Exercise | Could you copy the records below exactly, keeping none of the images?

==== Dataset

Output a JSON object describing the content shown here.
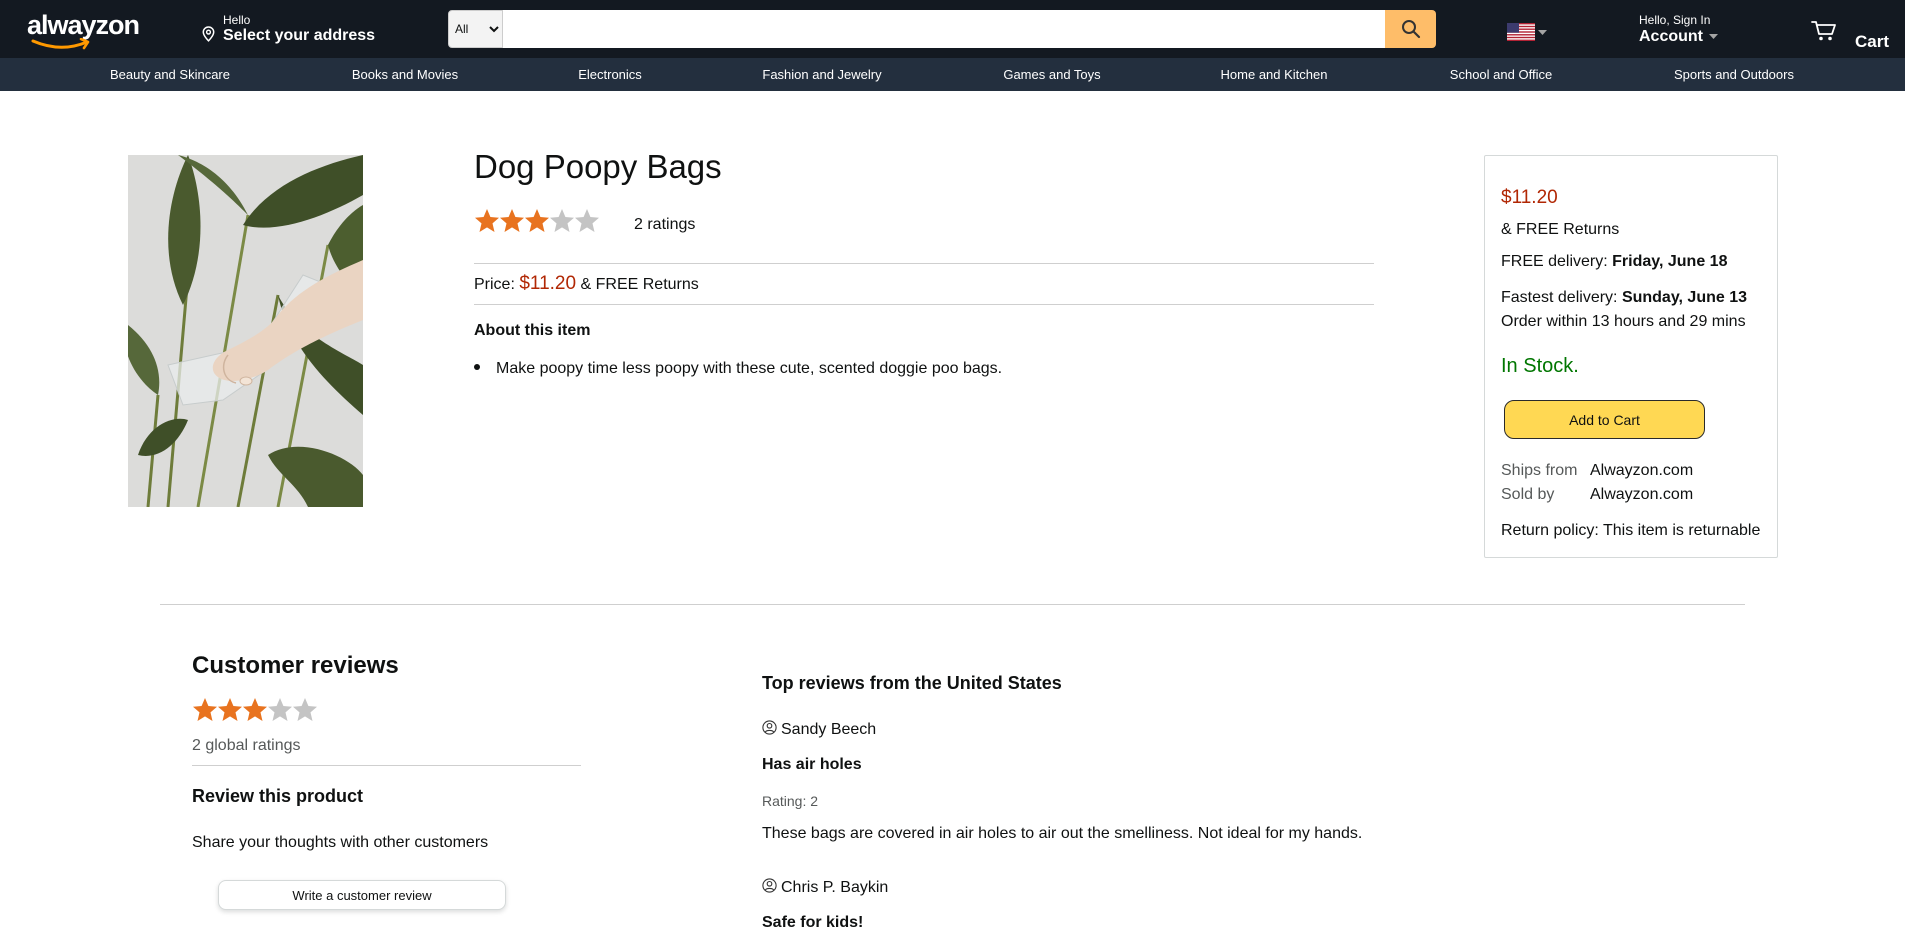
{
  "header": {
    "logo_text": "alwayzon",
    "address_hello": "Hello",
    "address_select": "Select your address",
    "search": {
      "category": "All",
      "placeholder": ""
    },
    "account_small": "Hello, Sign In",
    "account_big": "Account",
    "cart_label": "Cart"
  },
  "nav": {
    "items": [
      "Beauty and Skincare",
      "Books and Movies",
      "Electronics",
      "Fashion and Jewelry",
      "Games and Toys",
      "Home and Kitchen",
      "School and Office",
      "Sports and Outdoors"
    ]
  },
  "product": {
    "title": "Dog Poopy Bags",
    "rating": 3,
    "rating_max": 5,
    "ratings_count": "2 ratings",
    "price_label": "Price:",
    "price": "$11.20",
    "price_suffix": "& FREE Returns",
    "about_heading": "About this item",
    "bullets": [
      "Make poopy time less poopy with these cute, scented doggie poo bags."
    ]
  },
  "buybox": {
    "price": "$11.20",
    "returns": "& FREE Returns",
    "free_delivery_label": "FREE delivery:",
    "free_delivery_date": "Friday, June 18",
    "fastest_label": "Fastest delivery:",
    "fastest_date": "Sunday, June 13",
    "order_within": "Order within 13 hours and 29 mins",
    "stock": "In Stock.",
    "add_to_cart": "Add to Cart",
    "ships_from_label": "Ships from",
    "ships_from_value": "Alwayzon.com",
    "sold_by_label": "Sold by",
    "sold_by_value": "Alwayzon.com",
    "return_policy": "Return policy: This item is returnable"
  },
  "reviews": {
    "title": "Customer reviews",
    "rating": 3,
    "global_ratings": "2 global ratings",
    "review_heading": "Review this product",
    "share_text": "Share your thoughts with other customers",
    "write_button": "Write a customer review",
    "top_heading": "Top reviews from the United States",
    "items": [
      {
        "author": "Sandy Beech",
        "title": "Has air holes",
        "rating_text": "Rating: 2",
        "body": "These bags are covered in air holes to air out the smelliness. Not ideal for my hands."
      },
      {
        "author": "Chris P. Baykin",
        "title": "Safe for kids!",
        "rating_text": "",
        "body": ""
      }
    ]
  },
  "colors": {
    "header_bg": "#131921",
    "nav_bg": "#232f3e",
    "search_button": "#febd69",
    "price": "#b12704",
    "in_stock": "#007600",
    "star_filled": "#e8731f",
    "star_empty": "#c4c4c4",
    "add_to_cart_bg": "#ffd853"
  },
  "icons": {
    "location": "location-pin-icon",
    "search": "magnifier-icon",
    "flag": "us-flag-icon",
    "cart": "cart-icon",
    "user": "user-circle-icon",
    "star": "star-icon"
  }
}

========

Result for this exercise |
Output a JSON object describing the content shown here.
{
  "header": {
    "logo_text": "alwayzon",
    "address_hello": "Hello",
    "address_select": "Select your address",
    "search": {
      "category": "All",
      "placeholder": ""
    },
    "account_small": "Hello, Sign In",
    "account_big": "Account",
    "cart_label": "Cart"
  },
  "nav": {
    "items": [
      "Beauty and Skincare",
      "Books and Movies",
      "Electronics",
      "Fashion and Jewelry",
      "Games and Toys",
      "Home and Kitchen",
      "School and Office",
      "Sports and Outdoors"
    ]
  },
  "product": {
    "title": "Dog Poopy Bags",
    "rating": 3,
    "rating_max": 5,
    "ratings_count": "2 ratings",
    "price_label": "Price:",
    "price": "$11.20",
    "price_suffix": "& FREE Returns",
    "about_heading": "About this item",
    "bullets": [
      "Make poopy time less poopy with these cute, scented doggie poo bags."
    ]
  },
  "buybox": {
    "price": "$11.20",
    "returns": "& FREE Returns",
    "free_delivery_label": "FREE delivery:",
    "free_delivery_date": "Friday, June 18",
    "fastest_label": "Fastest delivery:",
    "fastest_date": "Sunday, June 13",
    "order_within": "Order within 13 hours and 29 mins",
    "stock": "In Stock.",
    "add_to_cart": "Add to Cart",
    "ships_from_label": "Ships from",
    "ships_from_value": "Alwayzon.com",
    "sold_by_label": "Sold by",
    "sold_by_value": "Alwayzon.com",
    "return_policy": "Return policy: This item is returnable"
  },
  "reviews": {
    "title": "Customer reviews",
    "rating": 3,
    "global_ratings": "2 global ratings",
    "review_heading": "Review this product",
    "share_text": "Share your thoughts with other customers",
    "write_button": "Write a customer review",
    "top_heading": "Top reviews from the United States",
    "items": [
      {
        "author": "Sandy Beech",
        "title": "Has air holes",
        "rating_text": "Rating: 2",
        "body": "These bags are covered in air holes to air out the smelliness. Not ideal for my hands."
      },
      {
        "author": "Chris P. Baykin",
        "title": "Safe for kids!",
        "rating_text": "",
        "body": ""
      }
    ]
  },
  "colors": {
    "header_bg": "#131921",
    "nav_bg": "#232f3e",
    "search_button": "#febd69",
    "price": "#b12704",
    "in_stock": "#007600",
    "star_filled": "#e8731f",
    "star_empty": "#c4c4c4",
    "add_to_cart_bg": "#ffd853"
  },
  "icons": {
    "location": "location-pin-icon",
    "search": "magnifier-icon",
    "flag": "us-flag-icon",
    "cart": "cart-icon",
    "user": "user-circle-icon",
    "star": "star-icon"
  }
}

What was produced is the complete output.